───── Information provided
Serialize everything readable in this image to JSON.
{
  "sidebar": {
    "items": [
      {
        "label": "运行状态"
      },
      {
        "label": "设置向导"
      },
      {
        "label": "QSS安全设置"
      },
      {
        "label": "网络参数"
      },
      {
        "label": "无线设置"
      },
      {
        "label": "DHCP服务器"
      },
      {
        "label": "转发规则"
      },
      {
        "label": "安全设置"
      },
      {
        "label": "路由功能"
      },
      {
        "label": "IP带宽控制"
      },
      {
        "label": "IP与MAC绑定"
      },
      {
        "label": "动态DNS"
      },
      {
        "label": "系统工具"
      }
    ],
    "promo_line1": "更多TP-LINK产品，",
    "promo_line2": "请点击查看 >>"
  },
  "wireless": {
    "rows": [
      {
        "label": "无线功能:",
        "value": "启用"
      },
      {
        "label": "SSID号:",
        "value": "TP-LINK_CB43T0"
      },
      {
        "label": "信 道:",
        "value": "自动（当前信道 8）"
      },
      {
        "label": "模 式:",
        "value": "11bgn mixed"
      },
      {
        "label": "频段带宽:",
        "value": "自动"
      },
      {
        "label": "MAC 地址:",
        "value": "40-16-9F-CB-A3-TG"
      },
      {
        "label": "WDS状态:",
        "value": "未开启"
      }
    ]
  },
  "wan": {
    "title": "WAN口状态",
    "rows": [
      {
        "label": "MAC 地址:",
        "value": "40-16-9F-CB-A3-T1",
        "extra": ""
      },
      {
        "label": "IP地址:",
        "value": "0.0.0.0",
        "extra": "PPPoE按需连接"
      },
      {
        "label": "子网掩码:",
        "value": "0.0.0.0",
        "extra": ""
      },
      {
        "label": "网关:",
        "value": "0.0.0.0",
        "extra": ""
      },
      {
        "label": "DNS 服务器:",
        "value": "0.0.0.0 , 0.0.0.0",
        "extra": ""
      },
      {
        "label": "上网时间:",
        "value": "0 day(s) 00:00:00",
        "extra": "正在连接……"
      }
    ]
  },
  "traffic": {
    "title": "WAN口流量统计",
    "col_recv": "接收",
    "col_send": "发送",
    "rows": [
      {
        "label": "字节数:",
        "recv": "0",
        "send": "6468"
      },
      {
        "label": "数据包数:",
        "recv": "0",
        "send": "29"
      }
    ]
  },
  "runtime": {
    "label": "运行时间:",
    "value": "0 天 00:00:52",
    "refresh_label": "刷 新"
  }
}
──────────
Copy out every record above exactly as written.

• [Answer space]:
Serialize everything readable in this image to JSON.
{
  "sidebar": {
    "items": [
      {
        "label": "运行状态"
      },
      {
        "label": "设置向导"
      },
      {
        "label": "QSS安全设置"
      },
      {
        "label": "网络参数"
      },
      {
        "label": "无线设置"
      },
      {
        "label": "DHCP服务器"
      },
      {
        "label": "转发规则"
      },
      {
        "label": "安全设置"
      },
      {
        "label": "路由功能"
      },
      {
        "label": "IP带宽控制"
      },
      {
        "label": "IP与MAC绑定"
      },
      {
        "label": "动态DNS"
      },
      {
        "label": "系统工具"
      }
    ],
    "promo_line1": "更多TP-LINK产品，",
    "promo_line2": "请点击查看 >>"
  },
  "wireless": {
    "rows": [
      {
        "label": "无线功能:",
        "value": "启用"
      },
      {
        "label": "SSID号:",
        "value": "TP-LINK_CB43T0"
      },
      {
        "label": "信 道:",
        "value": "自动（当前信道 8）"
      },
      {
        "label": "模 式:",
        "value": "11bgn mixed"
      },
      {
        "label": "频段带宽:",
        "value": "自动"
      },
      {
        "label": "MAC 地址:",
        "value": "40-16-9F-CB-A3-TG"
      },
      {
        "label": "WDS状态:",
        "value": "未开启"
      }
    ]
  },
  "wan": {
    "title": "WAN口状态",
    "rows": [
      {
        "label": "MAC 地址:",
        "value": "40-16-9F-CB-A3-T1",
        "extra": ""
      },
      {
        "label": "IP地址:",
        "value": "0.0.0.0",
        "extra": "PPPoE按需连接"
      },
      {
        "label": "子网掩码:",
        "value": "0.0.0.0",
        "extra": ""
      },
      {
        "label": "网关:",
        "value": "0.0.0.0",
        "extra": ""
      },
      {
        "label": "DNS 服务器:",
        "value": "0.0.0.0 , 0.0.0.0",
        "extra": ""
      },
      {
        "label": "上网时间:",
        "value": "0 day(s) 00:00:00",
        "extra": "正在连接……"
      }
    ]
  },
  "traffic": {
    "title": "WAN口流量统计",
    "col_recv": "接收",
    "col_send": "发送",
    "rows": [
      {
        "label": "字节数:",
        "recv": "0",
        "send": "6468"
      },
      {
        "label": "数据包数:",
        "recv": "0",
        "send": "29"
      }
    ]
  },
  "runtime": {
    "label": "运行时间:",
    "value": "0 天 00:00:52",
    "refresh_label": "刷 新"
  }
}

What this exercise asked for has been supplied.